Biodiesel: Is produced by the breakdown of triglycerides by Tran esterification (breaks a lipid into 3 fatty acids and a glycerol). Energy density is close (about 9% lower) to petrodiesel but it does offer a higher cetane rating (combustion quality) and better lubricating qualities which helps offset its disadvantages.
Due to the higher energy densities and increased efficiencies of diesel, biodiesels use in heavy machinery, armoured fighting vehicles and ships is likely, if biofuels are used for the military it will most likely be the primary fuel used. Can also power aircraft and in rural areas would provide heavy muscle to add to the other energy sources available. As a sidenote, from the crushing of oil seeds a high protein and carbohydrate meal residue is produced which can be feed to livestock, this makes it more attractive for farms to produce the Biodiesel for themselves.
Usage Levels and Nutrient Cycling: Two important questions remain about biofuels, how do they fit in the energy mix we’ll have during the transition and ecotechnic phases and how the nutrients used will be cycled back into the soil.
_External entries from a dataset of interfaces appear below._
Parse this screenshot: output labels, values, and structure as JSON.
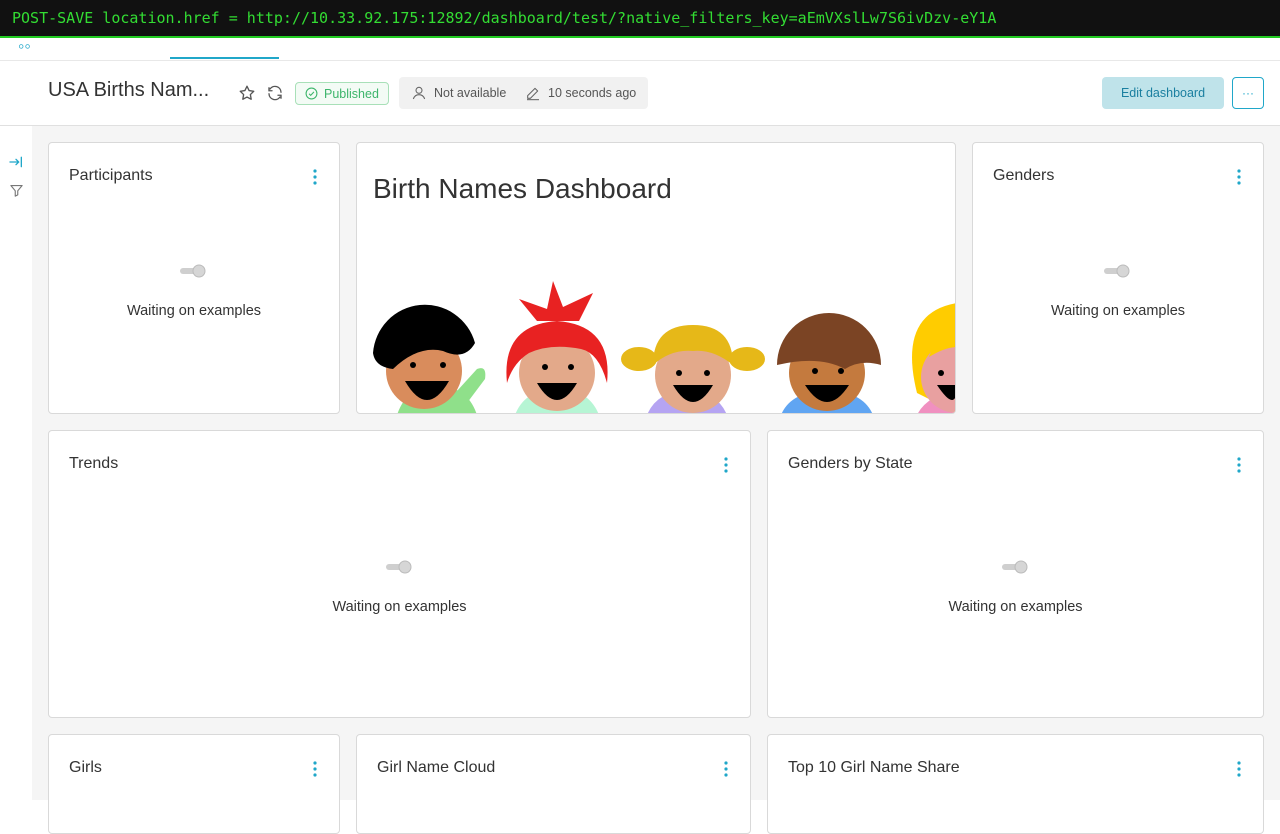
{
  "debug": {
    "text": "POST-SAVE location.href = http://10.33.92.175:12892/dashboard/test/?native_filters_key=aEmVXslLw7S6ivDzv-eY1A"
  },
  "header": {
    "title": "USA Births Nam...",
    "status": "Published",
    "owner": "Not available",
    "modified": "10 seconds ago",
    "edit_label": "Edit dashboard",
    "more_label": "···"
  },
  "cards": {
    "participants": {
      "title": "Participants",
      "status": "Waiting on examples"
    },
    "markdown": {
      "heading": "Birth Names Dashboard"
    },
    "genders": {
      "title": "Genders",
      "status": "Waiting on examples"
    },
    "trends": {
      "title": "Trends",
      "status": "Waiting on examples"
    },
    "genders_by_state": {
      "title": "Genders by State",
      "status": "Waiting on examples"
    },
    "girls": {
      "title": "Girls"
    },
    "girl_name_cloud": {
      "title": "Girl Name Cloud"
    },
    "top10_girl": {
      "title": "Top 10 Girl Name Share"
    }
  },
  "colors": {
    "accent": "#20a7c9",
    "published": "#3db56b",
    "edit_bg": "#bfe3ea"
  },
  "icons": [
    "expand-panel-icon",
    "filter-icon",
    "star-icon",
    "refresh-icon",
    "check-circle-icon",
    "user-icon",
    "pencil-icon",
    "vertical-dots-icon",
    "loading-icon"
  ]
}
To understand how nutrient cycling will work I’ll list the elements of the fuels and where they come from. For ethanol the nutrient used is glucose which is made of Carbon, Hydrogen and Oxygen, all the fuels contain only this elements (if the fuel is pure) and Charcoal is only Carbon while biogas is Carbon and Hydrogen. In sugar production water is split in the chloroplasts by light (artificial photosynthesis is an attempt to copy this process) to form Hydrogen and Oxygen. The Carbon comes from the Carbon dioxide in the atmosphere around the plant and is used to form the backbone to which Hydrogen and Oxygen is attached. Therefore, as long as only the fuel is leaving the farm or local area the plants via the atmosphere can replace the nutrients. Of course, the soil normally gains these nutrients when the plants die and taking them away will make the soil poorer than it would otherwise be. The principal loses are organic carbon and a source of energy (that is what sugar is after all) for the soil organisms and in some way this needs to be compensated, leaving the land fallow could work and there are undoubtedly other approaches suited to each area, biochar could certainly compensate for the lowering of organic carbon levels.
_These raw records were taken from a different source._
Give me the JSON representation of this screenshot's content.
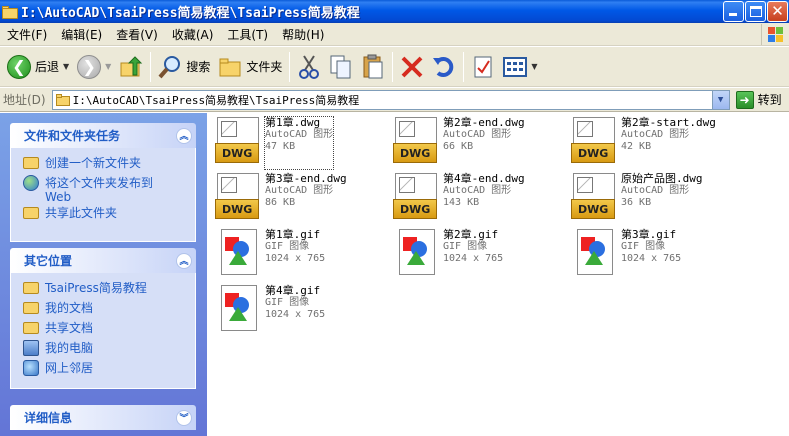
{
  "window": {
    "title": "I:\\AutoCAD\\TsaiPress简易教程\\TsaiPress简易教程"
  },
  "menu": [
    "文件(F)",
    "编辑(E)",
    "查看(V)",
    "收藏(A)",
    "工具(T)",
    "帮助(H)"
  ],
  "toolbar": {
    "back_label": "后退",
    "search_label": "搜索",
    "folders_label": "文件夹"
  },
  "address": {
    "label": "地址(D)",
    "value": "I:\\AutoCAD\\TsaiPress简易教程\\TsaiPress简易教程",
    "go_label": "转到"
  },
  "panels": {
    "tasks": {
      "title": "文件和文件夹任务",
      "items": [
        "创建一个新文件夹",
        "将这个文件夹发布到 Web",
        "共享此文件夹"
      ]
    },
    "places": {
      "title": "其它位置",
      "items": [
        "TsaiPress简易教程",
        "我的文档",
        "共享文档",
        "我的电脑",
        "网上邻居"
      ]
    },
    "details": {
      "title": "详细信息"
    }
  },
  "files": [
    {
      "name": "第1章.dwg",
      "type": "AutoCAD 图形",
      "size": "47 KB",
      "icon": "dwg-icon"
    },
    {
      "name": "第2章-end.dwg",
      "type": "AutoCAD 图形",
      "size": "66 KB",
      "icon": "dwg-icon"
    },
    {
      "name": "第2章-start.dwg",
      "type": "AutoCAD 图形",
      "size": "42 KB",
      "icon": "dwg-icon"
    },
    {
      "name": "第3章-end.dwg",
      "type": "AutoCAD 图形",
      "size": "86 KB",
      "icon": "dwg-icon"
    },
    {
      "name": "第4章-end.dwg",
      "type": "AutoCAD 图形",
      "size": "143 KB",
      "icon": "dwg-icon"
    },
    {
      "name": "原始产品图.dwg",
      "type": "AutoCAD 图形",
      "size": "36 KB",
      "icon": "dwg-icon"
    },
    {
      "name": "第1章.gif",
      "type": "GIF 图像",
      "size": "1024 x 765",
      "icon": "gif-icon"
    },
    {
      "name": "第2章.gif",
      "type": "GIF 图像",
      "size": "1024 x 765",
      "icon": "gif-icon"
    },
    {
      "name": "第3章.gif",
      "type": "GIF 图像",
      "size": "1024 x 765",
      "icon": "gif-icon"
    },
    {
      "name": "第4章.gif",
      "type": "GIF 图像",
      "size": "1024 x 765",
      "icon": "gif-icon"
    }
  ]
}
The usage of biofuels will depend on the traits of other energy sources as much as its own traits. Given that wind and solar suffer from intermittency while biofuels can be used whenever you want (after production) then a compensatory role is likely. This also fits with their ease of storage relative to wind and solar, similar to granaries but for energy instead of food. Balancing the amount of food storage with energy storage (since it can be converted only one-way) will be tricky and a vital decision of any society that seeks to employ biofuels.
For storage, a good system could involve two levels. The first level could be considered the day to day use (or in this case year-to-year) and is for individual farmers and towns to supplement other energy sources. This would carry over from month to month and partially from year to year and provides the main usage for everyday life. The second level is made from the surplus from the first storage level and is used for the bigger regional/national energy expenditures. While the first level is used for yearly famines the second can be used for multi-year famines, in effect they allow no biofuels to be produced that year without losing energy, that the first level couldn’t cover. This second level would cover major infrastructure expansions/maintenance and such, major wars, festivals and other big energy expenditures.